Classes have a local scope during definition, but functions inside the class do not use that scope when looking up names. Because lambdas are functions, and comprehensions are implemented using function scope, this can lead to some surprising behavior.
a = 'global' class Fred: a = 'class' # class scope b = (a for i in range(10)) # function scope c = [a for i in range(10)] # function scope d = a # class scope e = lambda: a # function scope f = lambda a=a: a # default argument uses class scope @staticmethod # or @classmethod, or regular instance method def g(): # function scope return a print(Fred.a) # class print(next(Fred.b)) # global print(Fred.c) # class in Python 2, global in Python 3 print(Fred.d) # class print(Fred.e()) # global print(Fred.f()) # class print(Fred.g()) # global
Users unfamiliar with how this scope works might expect
e to print
From PEP 227:
Names in class scope are not accessible. Names are resolved in the innermost enclosing function scope. If a class definition occurs in a chain of nested scopes, the resolution process skips class definitions.
From Python's documentation on naming and binding:
The scope of names defined in a class block is limited to the class block; it does not extend to the code blocks of methods – this includes comprehensions and generator expressions since they are implemented using a function scope.
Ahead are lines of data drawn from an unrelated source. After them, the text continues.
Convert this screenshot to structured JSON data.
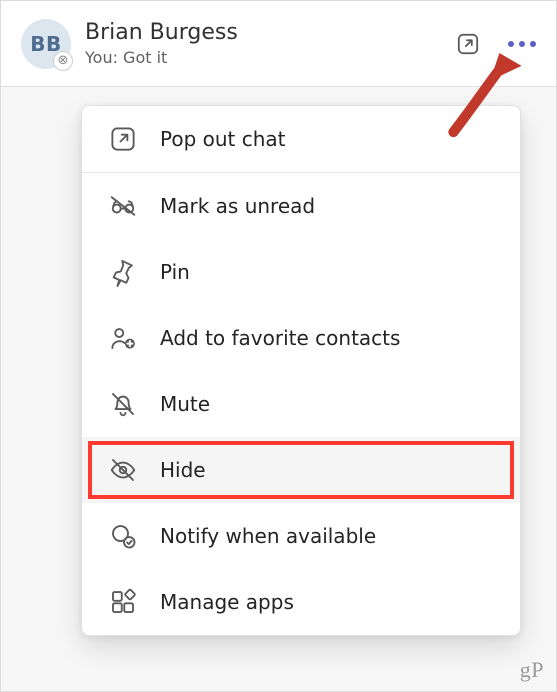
{
  "chat": {
    "initials": "BB",
    "name": "Brian Burgess",
    "preview": "You: Got it",
    "presence_glyph": "⊗"
  },
  "menu": {
    "popout": "Pop out chat",
    "unread": "Mark as unread",
    "pin": "Pin",
    "favorite": "Add to favorite contacts",
    "mute": "Mute",
    "hide": "Hide",
    "notify": "Notify when available",
    "apps": "Manage apps"
  },
  "watermark": "gP"
}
This means that the following will fail:
class A: a = 42 b = list(a + i for i in range(10))
This example uses references from this answer by Martijn Pieters, which contains more in depth analysis of this behavior.